Hello, my name is (now) Jack

Before I actually admitted to everyone that I was planning on transitioning I sort of tested out the waters in the form of an art project. I created an art installation based on a government office that investigates the unnatural deaths of animals. To head up the office I invented an alter ego. He is a tall  guy from Faro, Yukon who took biological sciences and wildlife management at the Yukon University.

He was actually pretty well received. I had a few people figure out what was really going on but for the most part no one was really that concerned with him. He is a pretty shy guy but he made friends easily enough that I felt comfortable taking the next step.

Once I had decided to transition I had to decide was what I was going to call myself. It took me a long time to decide on a new name. I tried on many many names, searched through baby name websites and even thought up some names that weren't really even proper names. I had considered keeping the name I used for my alter ego but it wasn't really me. I had created so much background for him that he had become a real guy in his own right and I couldn't figure out how I could merge who he was in my mind with who I wanted to be.

I wanted to find a strong comfortable name that wasn't going to be hard to spell or easily mocked. I wanted to feel comfortable in my new name and when I looked in the mirror I wanted my name to feel familiar. I did a lot of research and finally chose Jack. It's a strong and quiet name but is common. But most importantly when I look in the mirror I feel like a Jack, it fits comfortably like a favourite pair of old blue jeans.

I changed my name at school right before Christmas and so before I went back for my final semester in January I sent an e-mail to all my instructors who already new me and explained the situation. I had one professor that didn't know me and that was the class that made me the most nervous. Almost everyone in the class knew me so this was quite a public coming out for me. A few heads whipped around and stared when she called out Jack and when it came time to discuss my work I intentionally avoided talking about being transgendered and what my relationship was with the coyote. I was really nervous, my hands were sweating and my mouth went dry and I didn't like that at all. I felt my heart pounding and I was worried about being called out and heckled but it didn't happen.

My first time in public as Jack was terrifying and awkward and I felt shy which is not usually how I feel. I felt my identity was under scrutiny and I was suddenly even more self conscious and unsure of myself. I worried about being accepted by acquaintances and I became hyper aware of my body, my voice, mannerisms,  my breasts giving me away, and I wished I had my packer but then worried that it would become a focus of what I am not and what I don't really have.

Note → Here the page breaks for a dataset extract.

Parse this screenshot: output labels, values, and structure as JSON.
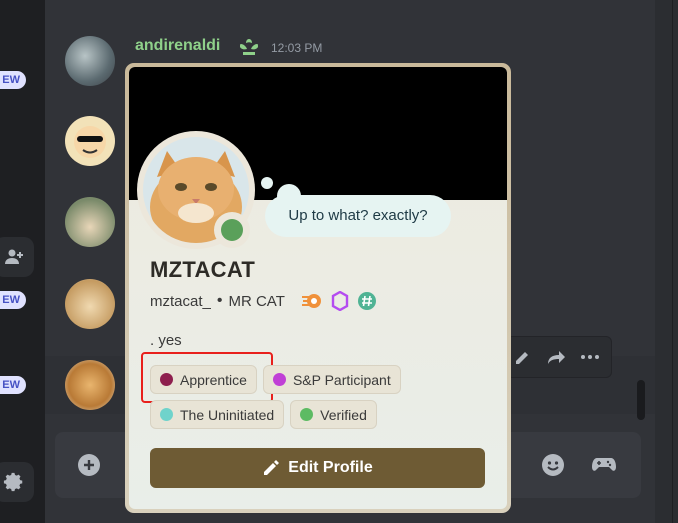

I was really nervous and edgy when I first began living as Jack but every day I grow more confident in my changing skin. While there are still awkward moments, I know that as testosterone begins to transform me I will feel less like people are second-guessing themselves when they meet me. One day soon there will not appear to be any discrepancy between the man standing in front of you and his name: he'll just be that guy Jack.

1 comment:

(s)heslamsonthebrakes said...

I changed my name right before September, and my 3 or 4th year of university (geeez...i already can't remember). I emailed one professor because my campus login was under Sarah Grove, and that was what he had my class forum registered under. He replied that it wouldn't pose a problem because I was Cole, and he would record my work as such, lol. I then talked to all of my Women's Studies profs and, given the nature of that small department, everybody already knew and was happy for me. In my class with my mostest-favoritest philosophy prof, I waited until after class and told him that the Sarah on the register was me, but I go by Cole now. He just looked at me, blinked, and said "okay!"

But, by far, the most unnerving experience was in Spanish class. It was my first class in Spanish, so I didn't know anyone! The prof took attendance (as she would continue to do every day of class :S)and when she called Sarah Grove, I just sat there and looked around nervously. I fretted for the rest of the class about how to tell this stranger, oi. She didn't understand at first, I suppose she couldn't figure out why this teenage boy would be going on about someone who didn't even show up to class, lol. But in the end, she was like "oooooooh," and everything was fine after that! (aside from my own pronoun/conjugating troubles, LOL).

What amazes me about your stories is your openness with everyone! and you are SO right, by talking to them, you are giving them the chance to show how much they care about you. That takes courage! from everyone!

There is much more to say here about "coming out," but we should save some for July ;)